Toward the end of a Capitol Hill press conference yesterday, a reporter asked House Speaker Paul Ryan (R-Wis.) a rather simple question. From the transcript:
Q: Do you think that the administration has been tough enough on Russia?RYAN: Oh, yeah.... We have moved miles in the right direction on our Russia policy.... We have so improved our policy with respect to Russia, far more hawkish, far more realistic.
Perhaps the House Speaker hasn't been paying close enough attention to Donald Trump's latest moves on Russia.
Indeed, Ryan's timing could've been better. Shortly before he praised the administration's toughness on Russia, the president changed his mind -- and embarrassed U.S. Ambassador Nikki Haley -- about imposing new sanctions on Russia over its support for the Assad regime in Syria and assuring officials in Moscow they had nothing to worry about. That's not what a hawkish, tough-on-Russia president would do.
This news came just days after we learned Trump threw a profanity-laced tantrum when he thought his administration's expulsion of Russian diplomats might make it look like we were being harsher toward Putin's government than Europe. That's not what a hawkish, tough-on-Russia president would do, either.
There was also a report today in the New York Times about Trump yelling angrily at his television when he recently saw Nikki Haley "criticizing Russia over its intervention in Ukraine." That's not what a hawkish, tough-on-Russia president would do, either.
All of this comes less than a month after Trump congratulated Russian President Vladimir Putin in the wake of his sham election, despite being handed briefing materials that said, in all-capital letters, "DO NOT CONGRATULATE." That's also not what a hawkish, tough-on-Russia president would do.
There's a deeply strange conversation underway, in which Trump, Paul Ryan, Sarah Huckabee Sanders, and their allies insist that this White House has been impressive in its "toughness" toward Moscow. "Nobody has been tougher on Russia than I have," the president recently said about himself.
And as part of that same conversation, we're confronted with voluminous evidence that points in the exact opposite direction.

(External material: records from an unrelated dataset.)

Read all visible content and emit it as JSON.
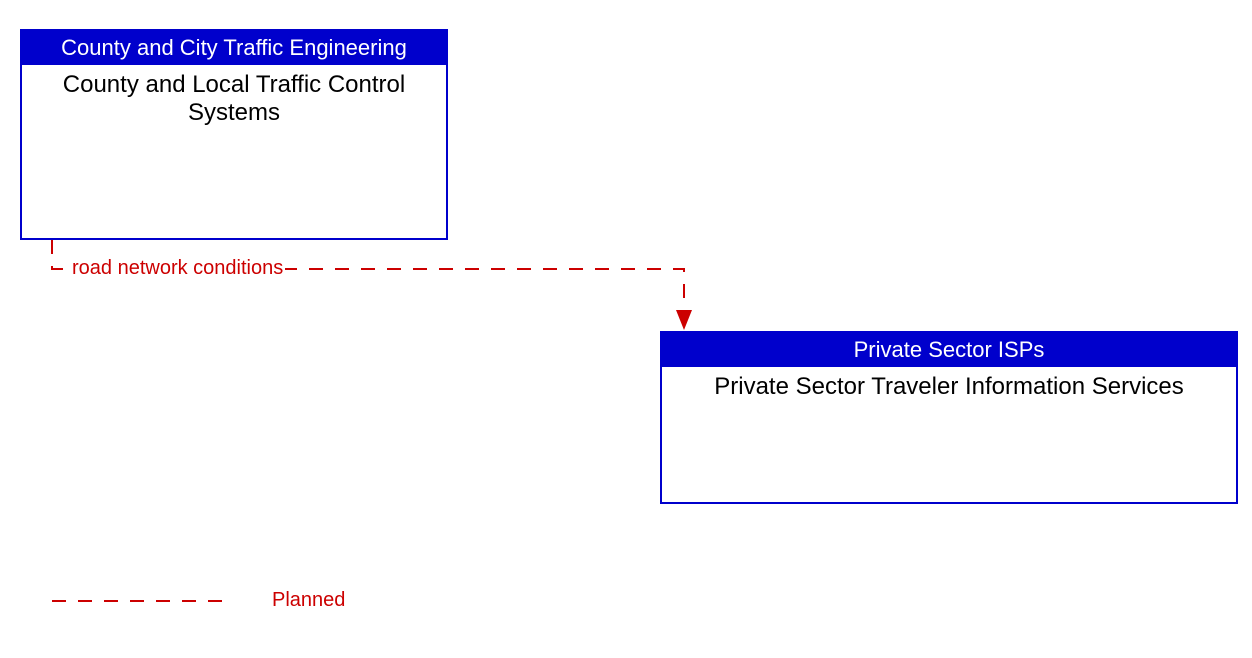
{
  "nodes": {
    "source": {
      "header": "County and City Traffic Engineering",
      "body": "County and Local Traffic Control Systems",
      "headerBg": "#0000cc"
    },
    "target": {
      "header": "Private Sector ISPs",
      "body": "Private Sector Traveler Information Services",
      "headerBg": "#0000cc"
    }
  },
  "flows": {
    "label": "road network conditions",
    "color": "#cc0000"
  },
  "legend": {
    "label": "Planned",
    "color": "#cc0000"
  }
}
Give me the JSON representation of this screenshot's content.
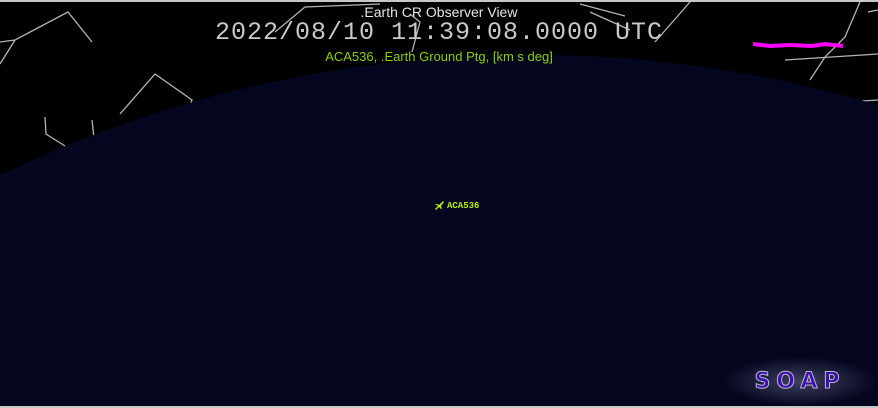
{
  "view": {
    "title": ".Earth CR Observer View",
    "timestamp": "2022/08/10 11:39:08.0000 UTC",
    "subtitle": "ACA536, .Earth Ground Ptg,  [km s deg]",
    "aircraft_label": "ACA536",
    "logo": "SOAP"
  },
  "colors": {
    "earth": "#04061f",
    "constellation": "#b4b4b4",
    "subtitle": "#8ccf00",
    "marker": "#b6f000",
    "trail": "#ff00ff"
  }
}
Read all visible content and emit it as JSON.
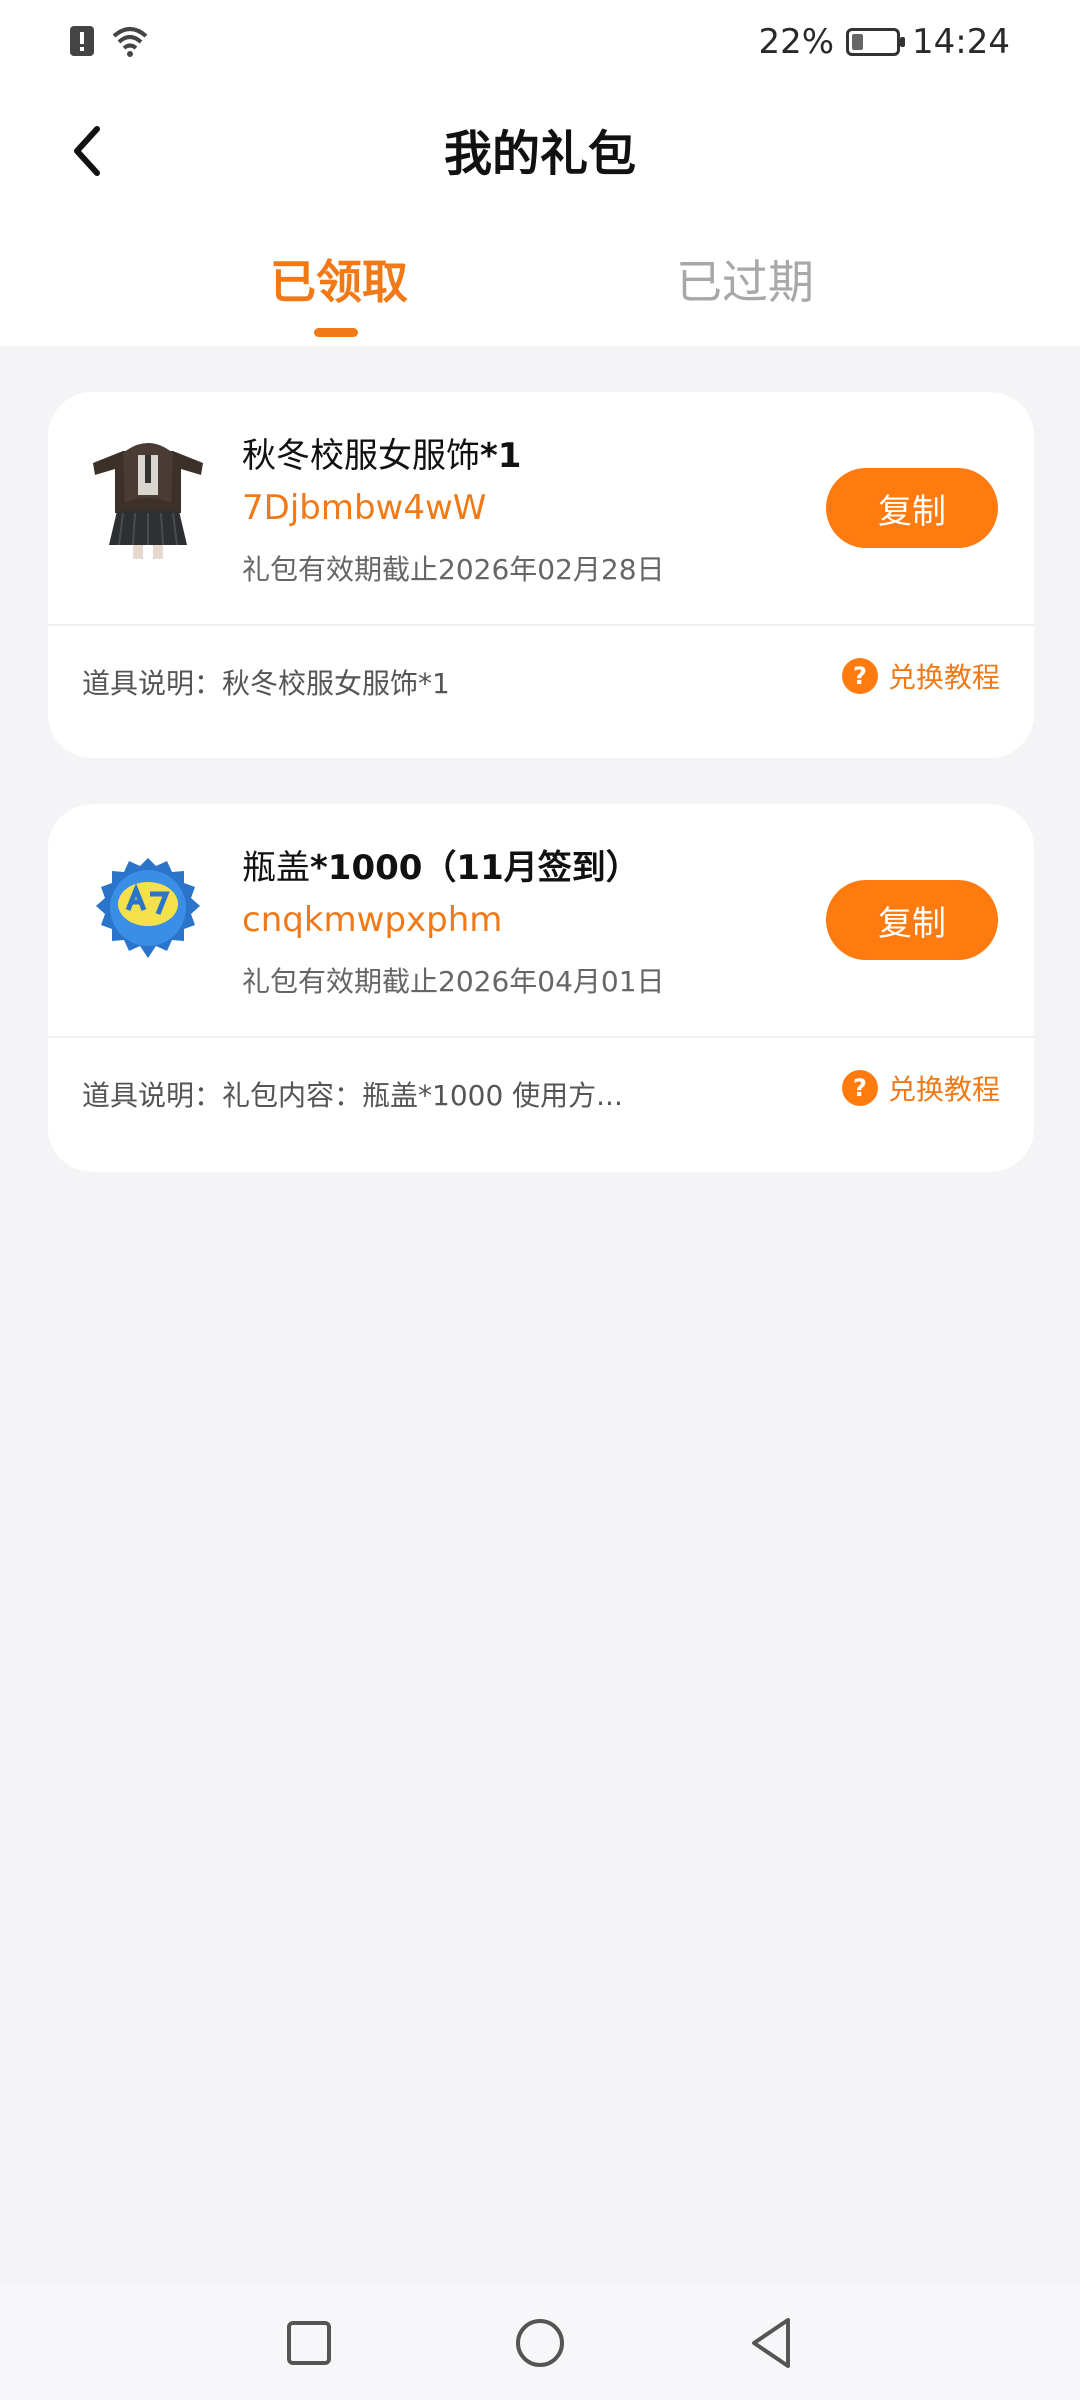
{
  "status_bar": {
    "battery": "22%",
    "time": "14:24"
  },
  "header": {
    "title": "我的礼包"
  },
  "tabs": [
    {
      "label": "已领取",
      "active": true
    },
    {
      "label": "已过期",
      "active": false
    }
  ],
  "gifts": [
    {
      "title_text": "秋冬校服女服饰",
      "title_suffix": "*1",
      "code": "7Djbmbw4wW",
      "expiry": "礼包有效期截止2026年02月28日",
      "copy_label": "复制",
      "desc": "道具说明：秋冬校服女服饰*1",
      "tutorial_label": "兑换教程"
    },
    {
      "title_text": "瓶盖",
      "title_suffix": "*1000（11月签到）",
      "code": "cnqkmwpxphm",
      "expiry": "礼包有效期截止2026年04月01日",
      "copy_label": "复制",
      "desc": "道具说明：礼包内容：瓶盖*1000 使用方...",
      "tutorial_label": "兑换教程"
    }
  ],
  "icons": {
    "back": "back-arrow-icon",
    "question": "question-icon",
    "nav_recent": "square-icon",
    "nav_home": "circle-icon",
    "nav_back": "triangle-back-icon"
  },
  "colors": {
    "accent": "#ff7a0f",
    "accent_text": "#f07a18"
  }
}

In fact, more often than not, the Republican president tends to act as if he's terrified of Russia, to the point that many routinely ask what Putin's government may have over Trump to make him appear so intimidated.
Almost immediately after H.R. McMaster delivered blistering remarks against Russia, for example, Trump fired him. After Congress approved sanctions on Russia, Trump dragged his feet on implementing the policy.
And as regular readers know, that's just scratching the surface. The data points are almost overwhelming: when the Russian government moved against U.S. diplomats, Trump thanked Putin. When Congress approved sanctions against Russia, Trump blamed American lawmakers, not Putin, for undermining relations between the two countries.
Trump has repeatedly and publicly praised Putin’s authoritarian leadership style. Trump’s political operation weakened the Republican Party’s platform in ways that made Moscow happy. As president, Trump welcomed Russian officials in the Oval Office, at Putin’s request, and during their chat, the American president shared highly sensitive, classified information with his Russian guests in exchange for nothing.
All of which makes me wonder if maybe Republicans have some new definition of "tough" they haven't yet shared with the public.